now you have the 501-r's. No one here is saying that a newly manufactured 501-r isn't a new device. However, joe blow's identical 501-r is not until it's taken back to the factory, torn apart, and put back together identically. I could say that I did so using VooDoo and it would be undisprovable. This smacks of arbitrary distinction and spectral evidence to me.
I understand the court doesnt really care about reality, but I read the patent and I've torn apart a VCR at least once in my life. It's the same generic process as interpreted. No one has provided a technically sound argument to the contrary.
Yes, KSM is controlling case law for the "accused devices" and the DVRs with the old software were "adjudged devices" but the DVRs with the new software are "accused devices".
If the district court disagrees, then as I said, don't do the colorable difference analysis. A colorable difference analysis is based on the recognition that you actually have the "accused devices" that must be compared to the "adjudged devices".
As I said over and over, a contempt "on the face" should have come down over a year ago, and the appeal would have already come to an conclusion. Though I firmly believe it would still be struck down by the appeals court to uphold the same rule of law, at least the contempt decision would have been true to its claim.
But the units ordered disabled are both the "adjudged devices" and the "accused devices". They were adjudged as infringements and again accused of infringing due to the modifications.
It may not have been one or the other, but both. That is how Judge Folsom ruled. Whether or not the colorable difference analysis needed to be completed on the "adjudged devices" remains to be seen. However, my gut tells me that had Judge Folsom found the "adjudged devices" to no longer be infringing, the injunction would have then been modified to exclude those devices, and DISH/SATS would have been found in contempt for failure to disable from the time the injunction became active until the time the "adjudged devices" were found no longer infringing.
Edit: Besides, after DISH/SATS claimed a modification of the "Infringing Products" as a defense against contempt, TiVo simply asked the courts find that the modification is merely colorably different and still infringing. The "prima facie" violation then wasn't the only contemptuous issue on Judge Folsom's plate.
I agree with that point, although others would disagree.
This is all about the way that DISH begged for the injunction to work. Tivo had every right (and wanted) for all the infringing devices to be removed for the customers homes (which of course makes a disable provision unnecessary) but DISH convinced Folsom that they were able and willing to disable dvr function without removing the devices from the customers homes.
You're not the first to make that claim, and you may be correct, I however am in no position to make that judgment.
Let's make sure we understand there are two separate issues here.
The issue we have been debating is one which the modified DVRs are "accused devices" and the DVRs with the old software were "adjudged devices". The question is whether the use of the modified devices violates the injunction regardless if they are compared to the old DVRs and found to be only colorably different and still an infringement by clear and convincing evidence, or not.
The answer is no, you cannot do that.
Next, if the court correctly takes the steps to do the colorable difference and infringement analyses, and finds that the accused are only colorably different and continue to infringe by clear and convincing evidence, can the use of (or not disabling of) the devices be a violation?
The answer is then yes.
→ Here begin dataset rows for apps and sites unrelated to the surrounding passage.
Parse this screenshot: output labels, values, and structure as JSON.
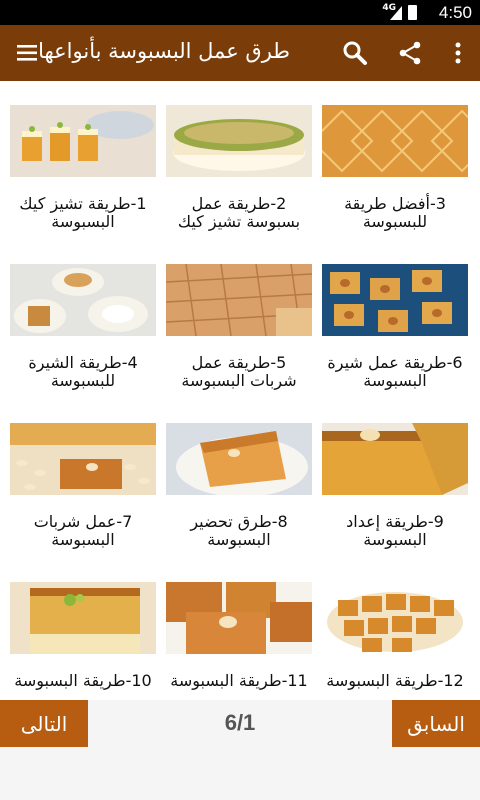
{
  "status": {
    "network": "4G",
    "time": "4:50"
  },
  "app": {
    "title": "طرق عمل البسبوسة بأنواعها"
  },
  "items": [
    {
      "caption": "3-أفضل طريقة للبسبوسة"
    },
    {
      "caption": "2-طريقة عمل بسبوسة تشيز كيك"
    },
    {
      "caption": "1-طريقة تشيز كيك البسبوسة"
    },
    {
      "caption": "6-طريقة عمل شيرة البسبوسة"
    },
    {
      "caption": "5-طريقة عمل شربات البسبوسة"
    },
    {
      "caption": "4-طريقة الشيرة للبسبوسة"
    },
    {
      "caption": "9-طريقة إعداد البسبوسة"
    },
    {
      "caption": "8-طرق تحضير البسبوسة"
    },
    {
      "caption": "7-عمل شربات البسبوسة"
    },
    {
      "caption": "12-طريقة البسبوسة"
    },
    {
      "caption": "11-طريقة البسبوسة"
    },
    {
      "caption": "10-طريقة البسبوسة"
    }
  ],
  "pagination": {
    "next_label": "التالى",
    "prev_label": "السابق",
    "page_indicator": "6/1"
  }
}
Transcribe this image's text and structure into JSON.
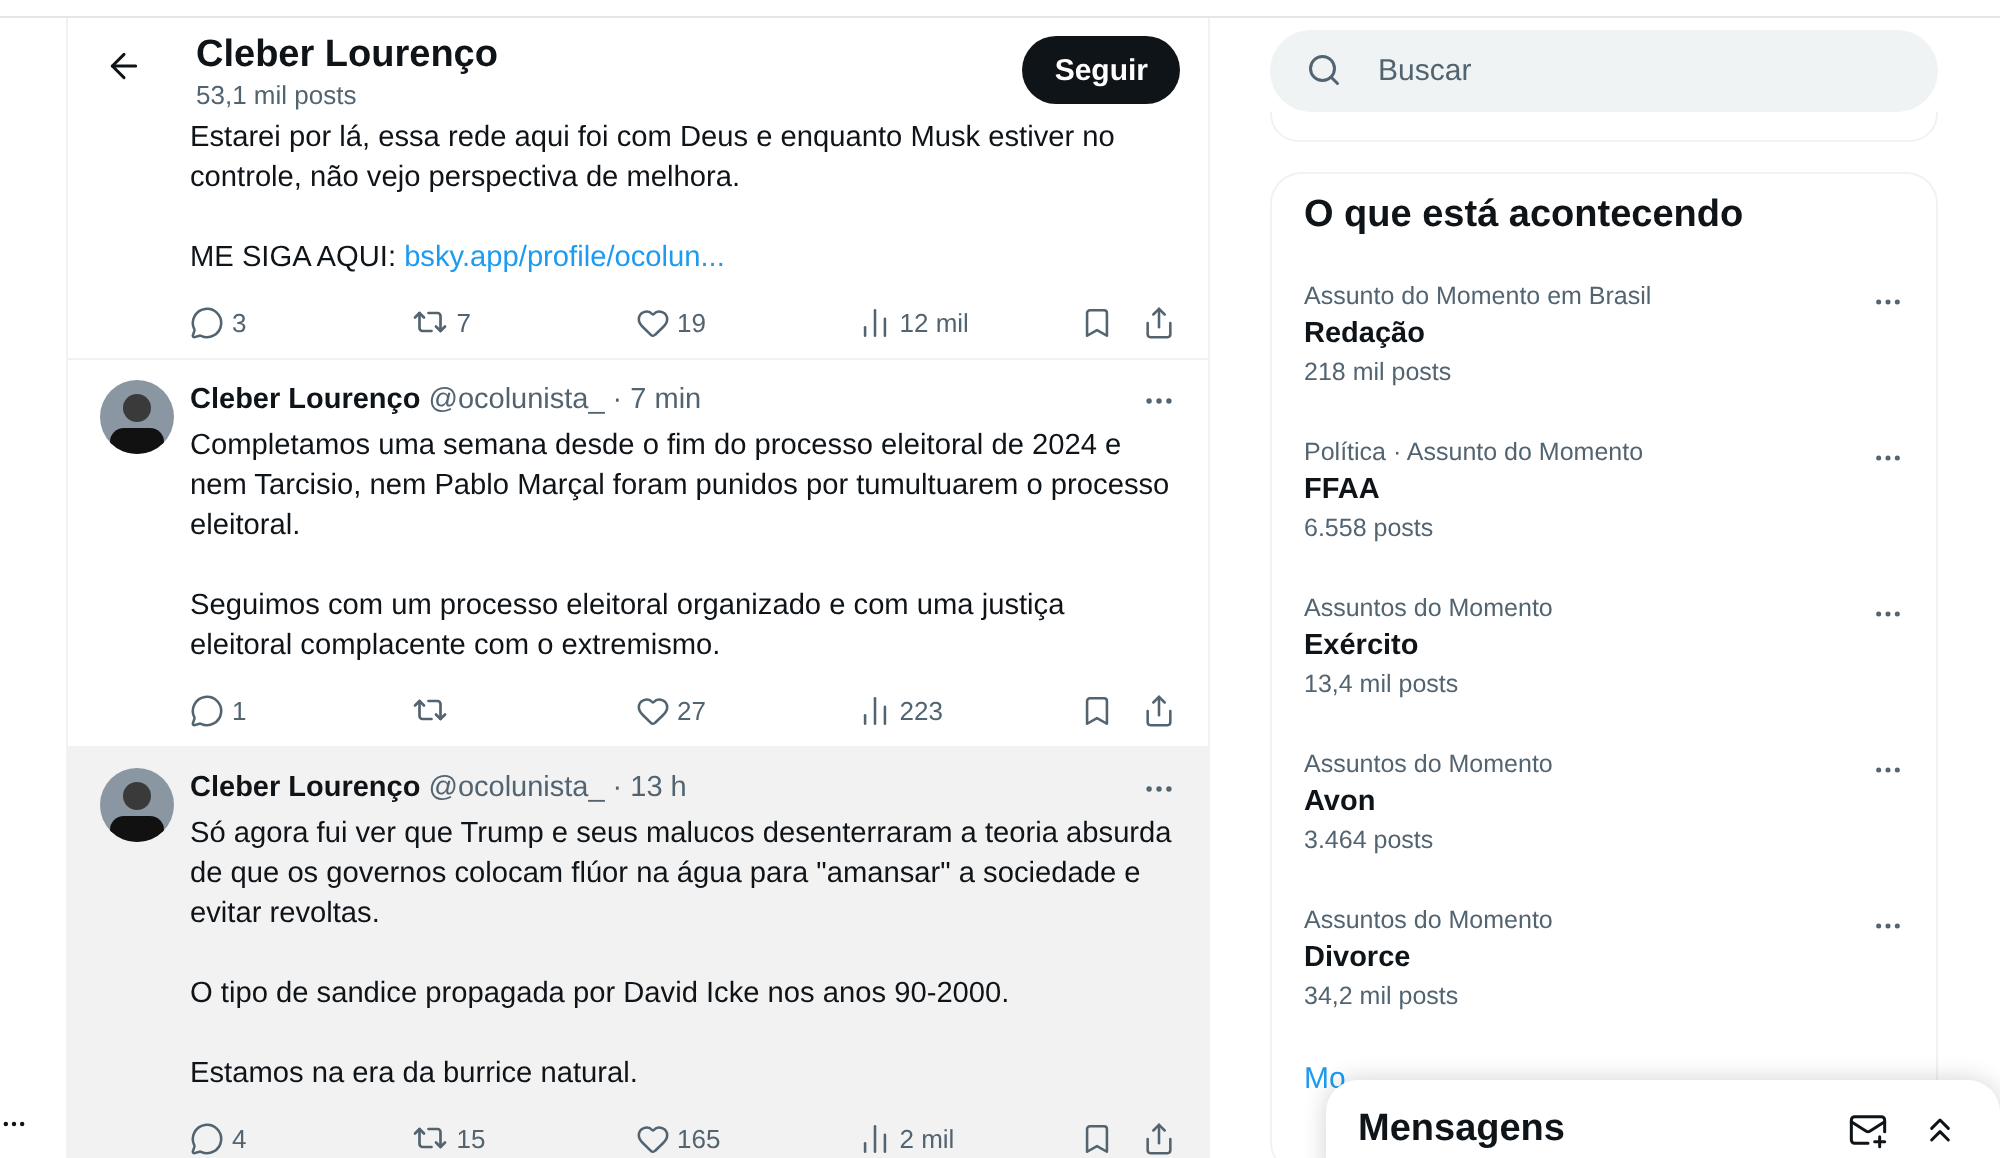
{
  "profile_header": {
    "name": "Cleber Lourenço",
    "post_count": "53,1 mil posts",
    "follow_button": "Seguir"
  },
  "posts": [
    {
      "kind": "continued",
      "paragraphs": [
        "Estarei por lá, essa rede aqui foi com Deus e enquanto Musk estiver no controle, não vejo perspectiva de melhora."
      ],
      "link_prefix": "ME SIGA AQUI:",
      "link": "bsky.app/profile/ocolun...",
      "replies": "3",
      "reposts": "7",
      "likes": "19",
      "views": "12 mil",
      "hovered": false
    },
    {
      "kind": "full",
      "author": "Cleber Lourenço",
      "handle": "@ocolunista_",
      "time": "· 7 min",
      "paragraphs": [
        "Completamos uma semana desde o fim do processo eleitoral de 2024 e nem Tarcisio, nem Pablo Marçal foram punidos por tumultuarem o processo eleitoral.",
        "Seguimos com um processo eleitoral organizado e com uma justiça eleitoral complacente com o extremismo."
      ],
      "replies": "1",
      "likes": "27",
      "views": "223",
      "hovered": false
    },
    {
      "kind": "full",
      "author": "Cleber Lourenço",
      "handle": "@ocolunista_",
      "time": "· 13 h",
      "paragraphs": [
        "Só agora fui ver que Trump e seus malucos desenterraram a teoria absurda de que os governos colocam flúor na água para \"amansar\" a sociedade e evitar revoltas.",
        "O tipo de sandice propagada por David Icke nos anos 90-2000.",
        "Estamos na era da burrice natural."
      ],
      "replies": "4",
      "reposts": "15",
      "likes": "165",
      "views": "2 mil",
      "hovered": true
    }
  ],
  "search": {
    "placeholder": "Buscar"
  },
  "trends": {
    "title": "O que está acontecendo",
    "items": [
      {
        "context": "Assunto do Momento em Brasil",
        "topic": "Redação",
        "count": "218 mil posts"
      },
      {
        "context": "Política · Assunto do Momento",
        "topic": "FFAA",
        "count": "6.558 posts"
      },
      {
        "context": "Assuntos do Momento",
        "topic": "Exército",
        "count": "13,4 mil posts"
      },
      {
        "context": "Assuntos do Momento",
        "topic": "Avon",
        "count": "3.464 posts"
      },
      {
        "context": "Assuntos do Momento",
        "topic": "Divorce",
        "count": "34,2 mil posts"
      }
    ],
    "show_more": "Mo"
  },
  "messages": {
    "title": "Mensagens"
  }
}
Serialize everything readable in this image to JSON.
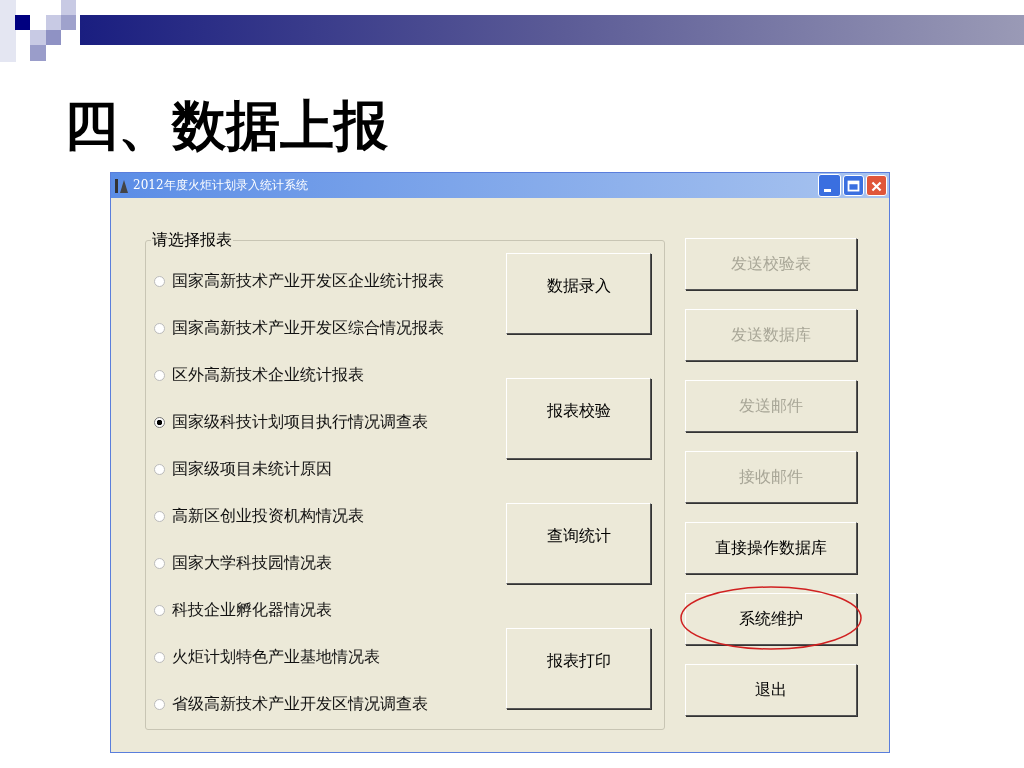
{
  "slide": {
    "title": "四、数据上报"
  },
  "window": {
    "title": "2012年度火炬计划录入统计系统"
  },
  "group": {
    "label": "请选择报表"
  },
  "report_options": [
    {
      "label": "国家高新技术产业开发区企业统计报表",
      "selected": false
    },
    {
      "label": "国家高新技术产业开发区综合情况报表",
      "selected": false
    },
    {
      "label": "区外高新技术企业统计报表",
      "selected": false
    },
    {
      "label": "国家级科技计划项目执行情况调查表",
      "selected": true
    },
    {
      "label": "国家级项目未统计原因",
      "selected": false
    },
    {
      "label": "高新区创业投资机构情况表",
      "selected": false
    },
    {
      "label": "国家大学科技园情况表",
      "selected": false
    },
    {
      "label": "科技企业孵化器情况表",
      "selected": false
    },
    {
      "label": "火炬计划特色产业基地情况表",
      "selected": false
    },
    {
      "label": "省级高新技术产业开发区情况调查表",
      "selected": false
    }
  ],
  "action_buttons": [
    "数据录入",
    "报表校验",
    "查询统计",
    "报表打印"
  ],
  "side_buttons": [
    {
      "label": "发送校验表",
      "disabled": true,
      "circled": false
    },
    {
      "label": "发送数据库",
      "disabled": true,
      "circled": false
    },
    {
      "label": "发送邮件",
      "disabled": true,
      "circled": false
    },
    {
      "label": "接收邮件",
      "disabled": true,
      "circled": false
    },
    {
      "label": "直接操作数据库",
      "disabled": false,
      "circled": false
    },
    {
      "label": "系统维护",
      "disabled": false,
      "circled": true
    },
    {
      "label": "退出",
      "disabled": false,
      "circled": false
    }
  ]
}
There is never any dispute on this second one.
Of course since Judge Folsom has already adjudged those accused devices, now the modified DVRs have become adjudged devices. The question on appeal is then whether his findings (only colorable difference and still infringement) are correct or not.
We had debated on the last question too, but the recent debate was not about the last question, rather the first issue.